ROTTIER-THESIS-2020.pdf (444.12 kB)

Facilitators and Barriers of Autistic Students’ Experiences: An Exploratory Thematic Analysis

Download (444.12 kB)
posted on 2020-08-01, 00:00 authored by Helen Rottier
Autistic and neurodivergent students are graduating from high school and entering postsecondary education at increasing rates; it is estimated that 1-2% of all postsecondary students in the US meet criteria for autism, and even more have other neurodivergent conditions like attention deficit hyperactivity disorder (ADHD), learning disabilities, and psychiatric disabilities. This growing student population has unique needs, challenges, and experiences in higher education. Increasingly, colleges and universities are offering disability services and other dedicated supports to meet the needs of autistic and neurodivergent students. However, most of the research on these students’ experiences comes from the perspective of parents, educators, administrators, and other professionals, rather than from the students themselves. Additionally, most research focuses on deficits and challenges, with little research exploring positive aspects of campus life for disabled students. This thesis centers student perspectives on strategies to promote success and satisfaction in higher education. Responses were collected from a national online survey of enrolled autistic and neurodivergent students across the United States conducted in 2019. The survey included qualitative questions on positive and negative aspects of students’ college life. Using thematic analysis, I identified facilitators, barriers, and resources that impact neurodivergent students’ experiences. Key facilitators included opportunities for exploration and personal growth and relationships with mentors, peers, and communities, while key barriers included disability-related discrimination, mental health, and socialization. Accommodations emerged as both a facilitator and barrier. Students also reported using academic support resources more frequently and effectively than specific disability resources. This research has implications for student support programs, especially accommodations and disability services, and can be used to direct students toward effective resources and strategies for navigating higher education.
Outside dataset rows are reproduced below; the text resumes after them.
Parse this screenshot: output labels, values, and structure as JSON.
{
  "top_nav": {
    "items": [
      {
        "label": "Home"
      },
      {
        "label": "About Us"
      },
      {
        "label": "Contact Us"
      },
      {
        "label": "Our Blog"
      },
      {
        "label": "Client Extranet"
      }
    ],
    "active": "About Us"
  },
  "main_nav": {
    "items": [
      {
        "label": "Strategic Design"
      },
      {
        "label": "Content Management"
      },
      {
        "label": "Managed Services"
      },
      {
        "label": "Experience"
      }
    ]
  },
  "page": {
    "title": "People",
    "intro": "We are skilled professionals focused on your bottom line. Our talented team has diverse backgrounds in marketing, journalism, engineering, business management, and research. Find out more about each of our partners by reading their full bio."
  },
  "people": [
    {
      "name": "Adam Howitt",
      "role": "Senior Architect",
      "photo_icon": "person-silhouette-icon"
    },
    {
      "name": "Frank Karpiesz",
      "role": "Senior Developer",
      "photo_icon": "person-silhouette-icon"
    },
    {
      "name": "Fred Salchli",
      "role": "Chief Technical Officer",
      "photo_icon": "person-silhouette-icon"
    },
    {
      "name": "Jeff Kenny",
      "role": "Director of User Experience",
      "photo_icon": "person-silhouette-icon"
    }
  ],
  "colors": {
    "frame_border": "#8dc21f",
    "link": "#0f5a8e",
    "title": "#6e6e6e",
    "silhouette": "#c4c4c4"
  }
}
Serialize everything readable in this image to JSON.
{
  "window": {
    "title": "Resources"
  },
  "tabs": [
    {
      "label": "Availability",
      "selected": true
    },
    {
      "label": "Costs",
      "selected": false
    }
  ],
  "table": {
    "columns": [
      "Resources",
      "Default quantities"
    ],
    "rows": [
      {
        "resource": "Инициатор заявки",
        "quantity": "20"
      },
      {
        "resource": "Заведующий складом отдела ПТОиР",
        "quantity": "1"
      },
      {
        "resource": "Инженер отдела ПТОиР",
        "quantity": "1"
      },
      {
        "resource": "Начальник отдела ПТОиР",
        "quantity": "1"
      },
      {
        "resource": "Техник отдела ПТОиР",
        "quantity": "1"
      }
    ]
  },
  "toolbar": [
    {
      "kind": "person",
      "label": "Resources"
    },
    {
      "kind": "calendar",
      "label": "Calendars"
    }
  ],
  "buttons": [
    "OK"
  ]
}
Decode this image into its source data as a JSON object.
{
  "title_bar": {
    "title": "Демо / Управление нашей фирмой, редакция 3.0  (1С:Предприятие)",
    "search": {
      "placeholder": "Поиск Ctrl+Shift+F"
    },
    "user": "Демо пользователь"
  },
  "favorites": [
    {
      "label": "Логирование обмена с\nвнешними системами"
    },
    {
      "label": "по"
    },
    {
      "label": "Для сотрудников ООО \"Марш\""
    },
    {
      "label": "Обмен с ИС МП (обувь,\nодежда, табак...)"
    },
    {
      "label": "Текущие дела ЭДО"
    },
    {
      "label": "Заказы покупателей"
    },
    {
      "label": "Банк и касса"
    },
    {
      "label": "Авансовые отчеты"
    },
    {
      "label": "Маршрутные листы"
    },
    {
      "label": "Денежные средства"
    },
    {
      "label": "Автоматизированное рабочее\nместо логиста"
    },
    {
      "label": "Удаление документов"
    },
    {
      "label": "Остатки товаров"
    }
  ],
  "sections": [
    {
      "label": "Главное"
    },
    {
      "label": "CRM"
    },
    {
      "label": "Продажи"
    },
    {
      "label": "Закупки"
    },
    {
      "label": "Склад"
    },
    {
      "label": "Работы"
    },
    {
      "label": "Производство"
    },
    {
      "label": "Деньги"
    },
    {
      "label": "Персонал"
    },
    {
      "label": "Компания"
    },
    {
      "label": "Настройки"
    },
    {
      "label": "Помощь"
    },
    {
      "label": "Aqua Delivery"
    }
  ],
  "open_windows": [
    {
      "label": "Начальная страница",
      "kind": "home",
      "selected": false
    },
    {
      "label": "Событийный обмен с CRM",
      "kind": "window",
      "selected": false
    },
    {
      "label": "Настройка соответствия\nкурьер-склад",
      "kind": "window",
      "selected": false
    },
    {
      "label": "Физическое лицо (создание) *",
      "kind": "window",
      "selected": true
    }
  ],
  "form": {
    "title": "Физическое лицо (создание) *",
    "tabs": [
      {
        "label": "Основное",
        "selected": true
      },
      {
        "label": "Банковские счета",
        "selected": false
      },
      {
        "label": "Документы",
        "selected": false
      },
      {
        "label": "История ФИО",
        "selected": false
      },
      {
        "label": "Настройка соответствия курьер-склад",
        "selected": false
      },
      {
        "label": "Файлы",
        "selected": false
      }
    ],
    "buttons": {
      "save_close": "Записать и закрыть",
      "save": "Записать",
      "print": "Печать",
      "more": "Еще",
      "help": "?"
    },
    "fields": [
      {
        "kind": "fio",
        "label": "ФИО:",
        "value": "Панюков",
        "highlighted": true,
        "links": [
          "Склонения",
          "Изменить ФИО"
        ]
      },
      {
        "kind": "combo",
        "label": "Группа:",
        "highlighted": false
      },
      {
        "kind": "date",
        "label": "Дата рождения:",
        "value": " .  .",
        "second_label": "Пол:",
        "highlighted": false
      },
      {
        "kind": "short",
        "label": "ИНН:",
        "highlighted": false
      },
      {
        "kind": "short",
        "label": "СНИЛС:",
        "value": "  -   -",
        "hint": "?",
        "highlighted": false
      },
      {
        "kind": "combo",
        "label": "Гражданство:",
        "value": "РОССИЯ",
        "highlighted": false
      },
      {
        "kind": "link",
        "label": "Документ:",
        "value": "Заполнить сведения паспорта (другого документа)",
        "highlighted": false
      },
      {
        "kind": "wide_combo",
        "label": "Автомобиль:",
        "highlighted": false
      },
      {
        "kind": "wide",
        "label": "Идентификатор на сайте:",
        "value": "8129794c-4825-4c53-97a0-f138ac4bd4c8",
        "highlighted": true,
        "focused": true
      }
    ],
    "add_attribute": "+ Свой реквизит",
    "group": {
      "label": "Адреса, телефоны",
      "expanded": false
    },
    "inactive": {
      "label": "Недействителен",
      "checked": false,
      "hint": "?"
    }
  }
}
Heller, Tamar


Heller, Tamar


Disability and Human Development

Degree Grantor

University of Illinois at Chicago

Degree Level

  • Masters

Degree name

MS, Master of Science

Committee Member

Acharya, Kruti Gernsbacher, Morton

Submitted date

August 2020

Thesis type



  • en

Usage metrics


    No categories selected


    Ref. manager